Carnaroli suspects all universities are wrestling with ways to scale back spending, without gutting services or harming people who rely on them. University leaders, he said, would like to avoid staff reductions but the duration of the crisis will influence that decision.
The Ivy League university in Philadelphia tapped its reserves to commit $4 million toward an emergency grant fund for third-party contract workers and employees experiencing financial hardship during the pandemic. Penn also agreed to pay dining hall staff laid off by Bon Appétit through the end of the semester, following union pressure and a student petition that received 8,000 signatures.
“Even though we have a need to reserve cash flow, these are important investments trying to signal that we’re all on this together,” Carnaroli said.

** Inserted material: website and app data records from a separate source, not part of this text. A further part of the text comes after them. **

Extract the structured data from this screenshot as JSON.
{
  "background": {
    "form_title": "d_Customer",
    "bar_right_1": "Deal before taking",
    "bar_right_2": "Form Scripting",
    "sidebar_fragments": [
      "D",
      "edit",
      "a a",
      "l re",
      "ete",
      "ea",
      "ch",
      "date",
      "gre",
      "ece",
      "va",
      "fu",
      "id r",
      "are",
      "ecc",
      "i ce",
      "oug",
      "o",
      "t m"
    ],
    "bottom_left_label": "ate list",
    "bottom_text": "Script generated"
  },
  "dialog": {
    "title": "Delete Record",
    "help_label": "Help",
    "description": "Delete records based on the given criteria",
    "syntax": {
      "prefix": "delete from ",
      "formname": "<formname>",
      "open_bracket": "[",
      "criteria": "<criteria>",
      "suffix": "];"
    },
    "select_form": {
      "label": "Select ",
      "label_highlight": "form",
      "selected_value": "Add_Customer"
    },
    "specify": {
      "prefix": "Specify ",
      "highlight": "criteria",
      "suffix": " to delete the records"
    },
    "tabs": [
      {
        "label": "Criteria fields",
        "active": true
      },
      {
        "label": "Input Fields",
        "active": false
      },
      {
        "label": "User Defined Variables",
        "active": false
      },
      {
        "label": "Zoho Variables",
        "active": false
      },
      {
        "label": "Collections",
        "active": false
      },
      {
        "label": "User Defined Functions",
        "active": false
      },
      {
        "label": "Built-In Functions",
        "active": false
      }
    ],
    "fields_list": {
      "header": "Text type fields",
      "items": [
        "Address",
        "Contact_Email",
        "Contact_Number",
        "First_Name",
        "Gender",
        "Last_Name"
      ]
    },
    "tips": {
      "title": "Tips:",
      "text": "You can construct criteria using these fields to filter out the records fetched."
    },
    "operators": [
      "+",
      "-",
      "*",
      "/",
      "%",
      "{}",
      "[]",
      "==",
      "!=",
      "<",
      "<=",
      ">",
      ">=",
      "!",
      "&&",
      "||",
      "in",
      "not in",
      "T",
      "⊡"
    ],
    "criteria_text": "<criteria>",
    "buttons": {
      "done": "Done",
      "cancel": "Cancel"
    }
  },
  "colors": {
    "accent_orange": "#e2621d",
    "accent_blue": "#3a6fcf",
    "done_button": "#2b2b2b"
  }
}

Harvard University took similar steps, guaranteeing pay and benefits through May 28 after student activists and workers pressed the issue. But for some contract workers, the guarantee seemed to pave the way for what they argue are unreasonable requests.
In the wake of Harvard’s pledge, Gene Van Buren said his employer, Restaurant Associates, mandated everyone working in the law school dining hall come in on a rotating schedule. Van Buren, 52, takes the subway to Harvard, masked and with a ready supply of hand sanitizer, to cook for several dozen students at the Law School who could not return home. He sees no reason his entire team should risk their health when until recently only a few senior employees were asked to remain on campus.
“I’m talking to co-workers who are in tears, scared about getting sick,” said Van Buren, who has worked at Harvard for almost nine years. “They should at least be paid more if they are forced to come in."
Restaurant Associates said it has taken many steps to keep employees safe while they provide food to the hundreds of students who remain on campus.
Harvard is in discussion with Unite Here Local 26, the union representing dining workers, to address staffing levels. The union has asked the university to allow workers to voluntarily come in and receive hazard pay. Harvard has not agreed to either, according to university spokesman Jonathan Swain.
Meanwhile, the school is pledging cuts to offset the financial wreckage of the virus. On Tuesday, Harvard said it would cancel discretionary spending, forego new hires, delay some projects and reduce the salary of its executive leadership by 25 percent in response to the financial impact of the pandemic.